Scott Crockatt of the Business Council of Alberta called the news constructive, saying Tuesday’s agreement will let the province decide where to spend money raised through the program, such as investing in innovation.
Simon Dyer, deputy executive director of the Pembina Institute, said the announcement is positive as it indicates Alberta has agreed to strengthen its industrial carbon price, although he wants to see the fine details.
The federal and provincial governments seem to be getting along, at least on the TIER issue.
But what about adopting a net-zero emissions target by 2050, mirroring the federal target?
In an interview Friday, I asked Smith if the province would accept a net-zero goal.
“We are already seeing how our large industry is developing the target of carbon neutrality and we are going to support it,” she said.
With an agreement on TIER in place, the next big puzzle piece surrounds the province’s new climate plan.
Environment Minister Sonya Savage, who recently returned from the COP27 climate summit, noted that developing the strategy is one of the top priorities in her new mandate letter.

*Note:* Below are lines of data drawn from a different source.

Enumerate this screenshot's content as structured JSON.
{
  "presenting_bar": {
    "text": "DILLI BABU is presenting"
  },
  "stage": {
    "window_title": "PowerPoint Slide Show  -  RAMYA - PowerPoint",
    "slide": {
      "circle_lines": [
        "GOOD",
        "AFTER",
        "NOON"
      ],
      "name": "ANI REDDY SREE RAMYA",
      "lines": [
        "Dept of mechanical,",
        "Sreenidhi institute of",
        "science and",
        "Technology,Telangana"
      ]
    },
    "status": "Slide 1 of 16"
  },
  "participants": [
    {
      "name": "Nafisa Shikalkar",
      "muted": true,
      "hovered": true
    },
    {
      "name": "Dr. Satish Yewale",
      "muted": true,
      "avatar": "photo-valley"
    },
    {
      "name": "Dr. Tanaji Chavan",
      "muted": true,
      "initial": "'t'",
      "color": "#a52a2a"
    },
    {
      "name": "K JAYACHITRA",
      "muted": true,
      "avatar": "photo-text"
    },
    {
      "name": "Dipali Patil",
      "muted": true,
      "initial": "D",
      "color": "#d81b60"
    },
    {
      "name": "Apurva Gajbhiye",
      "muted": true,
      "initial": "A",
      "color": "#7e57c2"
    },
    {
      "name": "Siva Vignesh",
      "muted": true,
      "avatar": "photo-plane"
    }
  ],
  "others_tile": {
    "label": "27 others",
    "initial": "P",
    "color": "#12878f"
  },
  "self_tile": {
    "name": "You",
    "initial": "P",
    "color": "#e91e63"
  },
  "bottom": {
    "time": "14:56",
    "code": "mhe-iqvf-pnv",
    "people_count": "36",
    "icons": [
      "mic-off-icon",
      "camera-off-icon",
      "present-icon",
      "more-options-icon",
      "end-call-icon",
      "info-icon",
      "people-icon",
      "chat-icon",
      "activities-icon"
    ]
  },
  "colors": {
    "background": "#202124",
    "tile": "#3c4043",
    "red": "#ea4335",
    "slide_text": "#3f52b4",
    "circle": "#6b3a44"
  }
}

And will the plan have real targets in place to reduce emissions?
Savage said she could not say yet, as the plan must go through a process including consultations with industry, environmental organizations and academics.
“You can’t put the cart before the horse until you do the consultation. . . Because one thing (is) certain — it doesn’t help anyone to commit to targets and timeframes that you can’t achieve,” she said.
“So it’s too early to say.”
Whatever the plan includes, it must be comprehensive since Alberta has the highest overall emissions among the provinces, Dyer said.
“To be seen as credible on climate change, there is a need for a 2030 target and a 2050 target – and policies and procedures to get you there,” he added.
“Alberta is late to the party to have a climate plan.”
Chris Varcoe is a Calgary Herald columnist.